Cardiac arrest is the sudden, unexpected loss of heart function where breathing stops and one becomes unconscious. It can lead to death if proper medical intervention is not given. Emergency treatment for cardiac arrest is:
- Cardiopulmonary resuscitation (CPR).
- Use of shocks to the heart by use of an automated external defibrillator (AED).
- No breathing.
- No pulse.
- Sudden collapsing of a person.
- Chest discomfort/pain.
- General body weakness.
- Loss of consciousness.
- Heart palpitation.
Causes of Cardiac arrest
Cardiac arrest occurs due to a change in heartbeat (arrhythmias). An electric signal in the heart controls the rate and rhythm of the heartbeat. Faulty or extra electrical signals may make the heart beat in an uncoordinated manner. Conditions that can lead to sudden cardiac arrest include:
- Ventricular fibrillation. It is an irregular heart rhythm where the lower heart chambers have a slight trembling motion rather than pumping blood.

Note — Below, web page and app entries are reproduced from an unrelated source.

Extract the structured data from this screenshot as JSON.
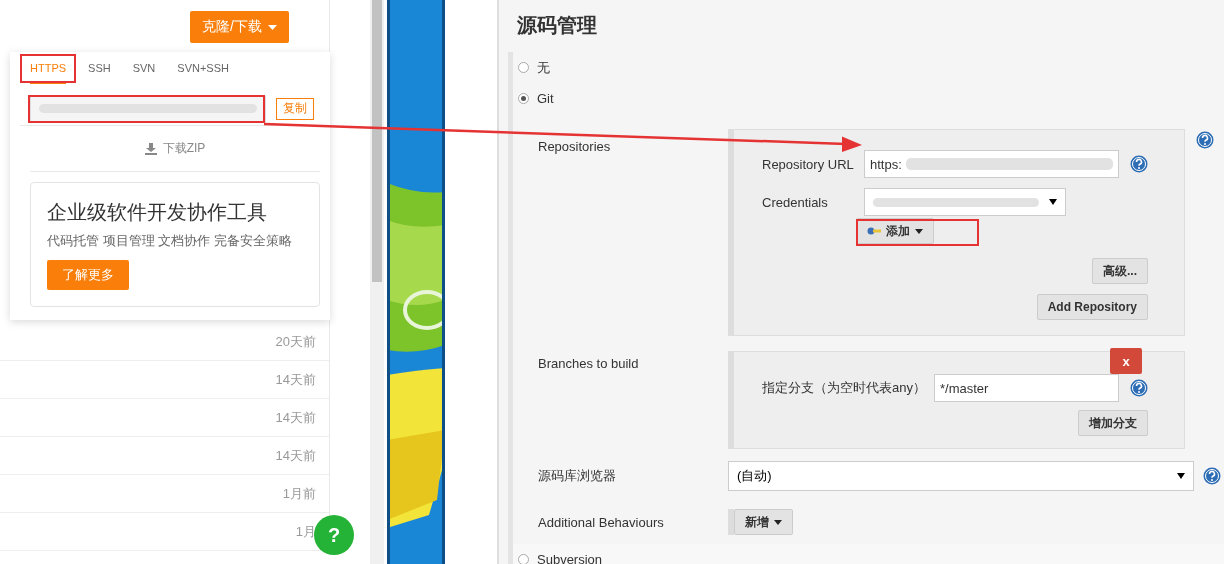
{
  "left_panel": {
    "clone_button": "克隆/下载",
    "tabs": [
      {
        "label": "HTTPS",
        "selected": true
      },
      {
        "label": "SSH",
        "selected": false
      },
      {
        "label": "SVN",
        "selected": false
      },
      {
        "label": "SVN+SSH",
        "selected": false
      }
    ],
    "copy_button": "复制",
    "download_zip": "下载ZIP",
    "promo": {
      "title": "企业级软件开发协作工具",
      "subtitle": "代码托管 项目管理 文档协作 完备安全策略",
      "button": "了解更多"
    },
    "rows": [
      {
        "time": "20天前"
      },
      {
        "time": "14天前"
      },
      {
        "time": "14天前"
      },
      {
        "time": "14天前"
      },
      {
        "time": "1月前"
      },
      {
        "time": "1月"
      }
    ],
    "help_button": "?"
  },
  "jenkins": {
    "title": "源码管理",
    "options": [
      {
        "label": "无",
        "selected": false
      },
      {
        "label": "Git",
        "selected": true
      }
    ],
    "repositories": {
      "label": "Repositories",
      "url_label": "Repository URL",
      "url_value": "https:",
      "credentials_label": "Credentials",
      "add_button": "添加",
      "advanced_button": "高级...",
      "add_repository_button": "Add Repository"
    },
    "branches": {
      "label": "Branches to build",
      "delete_button": "x",
      "spec_label": "指定分支（为空时代表any）",
      "spec_value": "*/master",
      "add_branch_button": "增加分支"
    },
    "browser": {
      "label": "源码库浏览器",
      "value": "(自动)"
    },
    "behaviours": {
      "label": "Additional Behaviours",
      "button": "新增"
    },
    "subversion": {
      "label": "Subversion",
      "selected": false
    }
  }
}
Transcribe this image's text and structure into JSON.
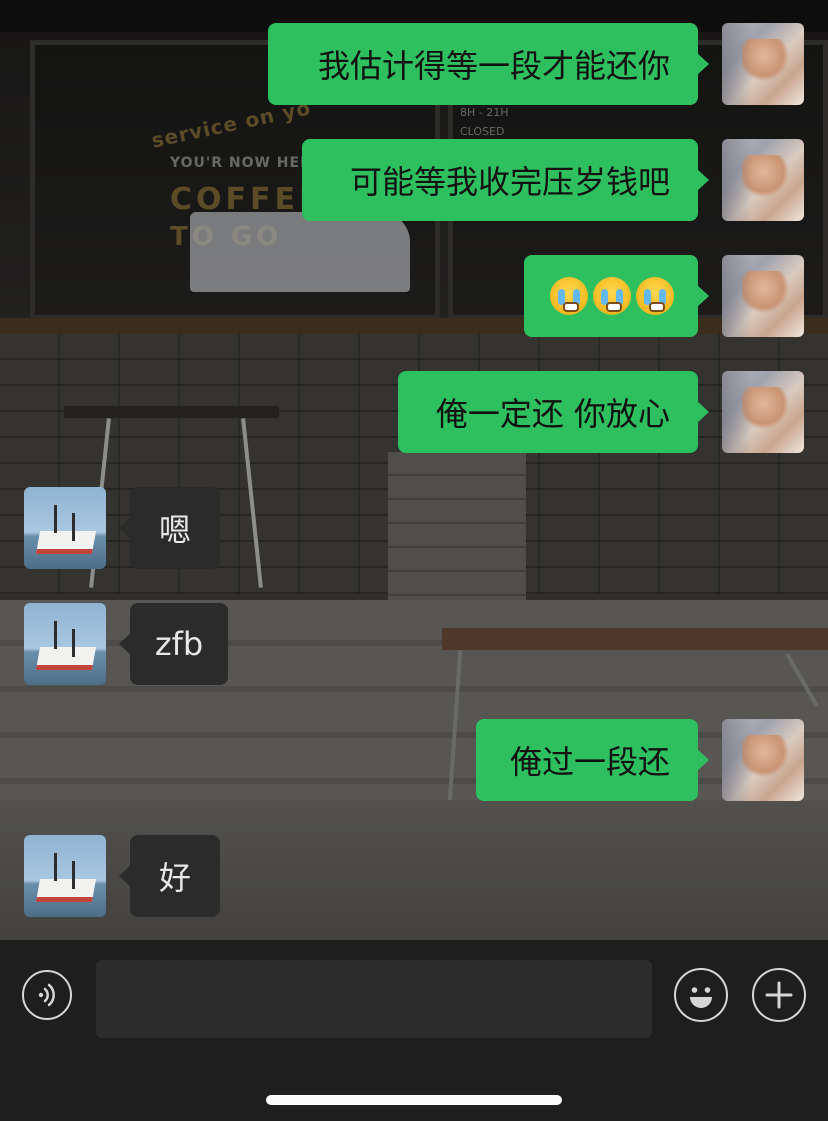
{
  "background": {
    "sign_top": "service on yo",
    "sign_now": "YOU'R NOW HERE",
    "sign_coffee": "COFFEE",
    "sign_togo": "TO GO",
    "hours": "8H - 21H",
    "closed": "CLOSED"
  },
  "messages": [
    {
      "side": "out",
      "text": "我估计得等一段才能还你"
    },
    {
      "side": "out",
      "text": "可能等我收完压岁钱吧"
    },
    {
      "side": "out",
      "emoji": [
        "crying-face",
        "crying-face",
        "crying-face"
      ]
    },
    {
      "side": "out",
      "text": "俺一定还 你放心"
    },
    {
      "side": "in",
      "text": "嗯"
    },
    {
      "side": "in",
      "text": "zfb"
    },
    {
      "side": "out",
      "text": "俺过一段还"
    },
    {
      "side": "in",
      "text": "好"
    }
  ],
  "input_bar": {
    "voice_icon": "voice-icon",
    "text_value": "",
    "emoji_icon": "emoji-icon",
    "plus_icon": "plus-icon"
  },
  "colors": {
    "outgoing_bubble": "#2ec05f",
    "incoming_bubble": "#2b2b2b",
    "input_bar": "#1e1e1e"
  }
}
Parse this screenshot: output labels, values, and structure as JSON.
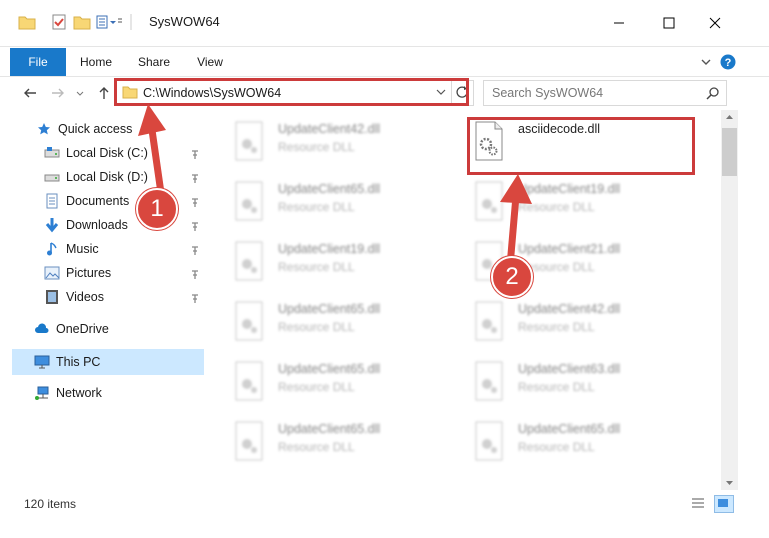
{
  "window": {
    "title": "SysWOW64"
  },
  "ribbon": {
    "tabs": [
      {
        "label": "File"
      },
      {
        "label": "Home"
      },
      {
        "label": "Share"
      },
      {
        "label": "View"
      }
    ]
  },
  "address": {
    "path": "C:\\Windows\\SysWOW64"
  },
  "search": {
    "placeholder": "Search SysWOW64"
  },
  "sidebar": {
    "quick_access": "Quick access",
    "items": [
      {
        "label": "Local Disk (C:)"
      },
      {
        "label": "Local Disk (D:)"
      },
      {
        "label": "Documents"
      },
      {
        "label": "Downloads"
      },
      {
        "label": "Music"
      },
      {
        "label": "Pictures"
      },
      {
        "label": "Videos"
      }
    ],
    "onedrive": "OneDrive",
    "this_pc": "This PC",
    "network": "Network"
  },
  "files": {
    "left": [
      {
        "name": "UpdateClient42.dll",
        "type": "Resource DLL"
      },
      {
        "name": "UpdateClient65.dll",
        "type": "Resource DLL"
      },
      {
        "name": "UpdateClient19.dll",
        "type": "Resource DLL"
      },
      {
        "name": "UpdateClient65.dll",
        "type": "Resource DLL"
      },
      {
        "name": "UpdateClient65.dll",
        "type": "Resource DLL"
      },
      {
        "name": "UpdateClient65.dll",
        "type": "Resource DLL"
      }
    ],
    "right": [
      {
        "name": "asciidecode.dll",
        "type": ""
      },
      {
        "name": "UpdateClient19.dll",
        "type": "Resource DLL"
      },
      {
        "name": "UpdateClient21.dll",
        "type": "Resource DLL"
      },
      {
        "name": "UpdateClient42.dll",
        "type": "Resource DLL"
      },
      {
        "name": "UpdateClient63.dll",
        "type": "Resource DLL"
      },
      {
        "name": "UpdateClient65.dll",
        "type": "Resource DLL"
      }
    ]
  },
  "status": {
    "item_count": "120 items"
  },
  "annotations": {
    "step1": "1",
    "step2": "2"
  },
  "colors": {
    "accent": "#1979ca",
    "highlight": "#cc3b3b",
    "badge": "#d9473e",
    "selected": "#cce8ff"
  }
}
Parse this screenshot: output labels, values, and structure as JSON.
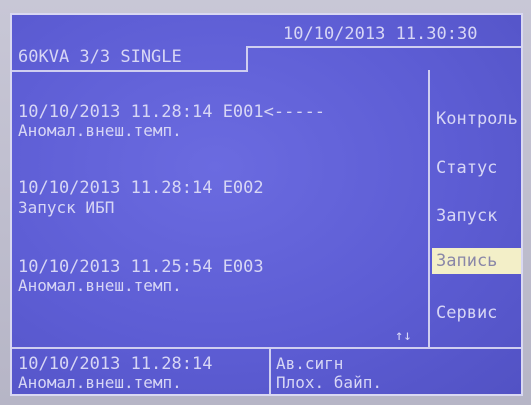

- Coronary artery disease is where the heart arteries are clogged with cholesterol thus reducing blood flow to the heart.
- Heart attack can leave scar tissue in the heart which leads to a change in the heartbeat.
- Cardiomyopathy. A condition that makes the heart muscles stretch and become bigger.
- Heart valve disease. There is an increased risk of developing a heart rhythm problem when there is a leaking valve from the heart chambers.
- Congenital heart defects. People who have heart problems at birth but are repaired can suffer a cardiac arrest in adulthood.
- Long QT syndrome plus other heart signaling problems e.g. Brugada syndrome.
- Family history.
- Lack of exercise.
- High blood pressure.
- High cholesterol levels.
- Previous heart attack.
- Use of illegal drugs e.g. cocaine.
- Chronic kidney disease.
- Obstructive sleep apnea is a sleeping disorder.
Prevention of Cardiac arrest
Keeping the heart healthy prevents cardiac arrest. Done by:
- No smoking.
- Regular checks ups.
- Controlling one’s blood pressure plus cholesterol levels.
- Having a balanced diet.
- Heart disease screening.
- Blood test- to check for a protein that leaks after a damaged heart. To check for the level of potassium, magnesium, body chemicals, and hormones that affect the normal working of the heart.
- Electrocardiogram (ECG or EKG). Checks for the electrical activity of the heart where electrodes are attached to the arms, legs, or chest. Electrodes tell how fast or slow the heart is beating.
- Ejection fraction- test to show the measure of the percentage of blood leaving the heart each time it squeezes.
- Echocardiogram- a test used to show how blood flows throughout the heart and heart valves. Can also show if there is a problem with the heart valves or damaged heart muscles.
- Chest x-ray shows the shape plus size of the heart and lungs.
- Nuclear scar- shows how the blood flows to the heart. A tracer which is a radioactive material is given intravenously. The flow of materials throughout the heart and lungs is observed by the use of a special camera.
- Cardiac catheterization- helps healthcare providers to see the blockage in heart arteries.
- Performing CRP which is used to prevent death.
- Use of medication e.g. anti-arrhythmic drugs. Used to treat symptoms and irregular heartbeat.
- Resetting heart rhythm by use of an automated external defibrillator.
- Surgery. Include:
- Coronary angioplasty/percutaneous coronary intervention is where clogged or blocked heart arteries are opened. This improves blood flow to the heart.
- Coronary artery bypass surgery- a new pathway is created for blood to flow due to a blocked artery to the heart.
- Corrective heart surgery. Done to correct heart defect at birth.
- Radiofrequency catheter ablation. It’s used to create a scar in the heart so as to block a faulty heart signaling pathway.
- Implantable cardioverter defibrillator– monitors the heart rhythm. In cases of an irregular heartbeat, it sends out shocks thus resetting the heart rhythm.